Check each line of the listing below for the string "Uusi", and copy the ones that have it.
DATASET EXCERPTS Start Marker
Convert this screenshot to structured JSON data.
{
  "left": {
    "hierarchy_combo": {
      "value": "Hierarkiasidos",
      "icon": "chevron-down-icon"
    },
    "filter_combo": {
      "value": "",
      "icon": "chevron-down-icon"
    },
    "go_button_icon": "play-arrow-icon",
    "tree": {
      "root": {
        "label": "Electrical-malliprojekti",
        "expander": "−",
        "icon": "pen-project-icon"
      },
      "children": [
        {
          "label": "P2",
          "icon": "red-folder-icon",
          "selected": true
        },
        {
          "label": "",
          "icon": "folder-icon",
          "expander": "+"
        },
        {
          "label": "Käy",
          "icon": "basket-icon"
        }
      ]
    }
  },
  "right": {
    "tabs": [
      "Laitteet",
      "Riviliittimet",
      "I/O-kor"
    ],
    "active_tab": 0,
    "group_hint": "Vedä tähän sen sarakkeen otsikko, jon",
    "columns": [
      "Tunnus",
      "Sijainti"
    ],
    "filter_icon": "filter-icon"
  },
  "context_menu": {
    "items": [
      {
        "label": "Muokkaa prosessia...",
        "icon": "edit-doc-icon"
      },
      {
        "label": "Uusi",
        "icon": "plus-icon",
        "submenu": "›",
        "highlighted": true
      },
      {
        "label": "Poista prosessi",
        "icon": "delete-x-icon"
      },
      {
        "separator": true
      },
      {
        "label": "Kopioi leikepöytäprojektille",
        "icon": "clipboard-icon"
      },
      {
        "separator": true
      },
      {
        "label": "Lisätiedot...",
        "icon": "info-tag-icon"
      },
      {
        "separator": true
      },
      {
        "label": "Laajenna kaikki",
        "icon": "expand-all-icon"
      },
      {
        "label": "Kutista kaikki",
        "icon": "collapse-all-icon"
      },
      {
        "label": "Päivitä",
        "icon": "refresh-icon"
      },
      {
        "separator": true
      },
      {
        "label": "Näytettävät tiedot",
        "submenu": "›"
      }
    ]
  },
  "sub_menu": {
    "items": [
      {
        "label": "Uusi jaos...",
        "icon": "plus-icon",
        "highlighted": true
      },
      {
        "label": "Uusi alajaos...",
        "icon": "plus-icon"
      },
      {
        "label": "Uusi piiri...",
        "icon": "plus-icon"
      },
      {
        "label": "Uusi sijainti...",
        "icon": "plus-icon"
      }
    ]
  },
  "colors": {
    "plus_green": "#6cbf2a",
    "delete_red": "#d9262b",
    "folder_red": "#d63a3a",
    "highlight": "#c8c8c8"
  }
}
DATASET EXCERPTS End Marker
## COMPLETED TASK
        "label": "Uusi",
        "label": "Uusi jaos...",
        "label": "Uusi alajaos...",
        "label": "Uusi piiri...",
        "label": "Uusi sijainti...",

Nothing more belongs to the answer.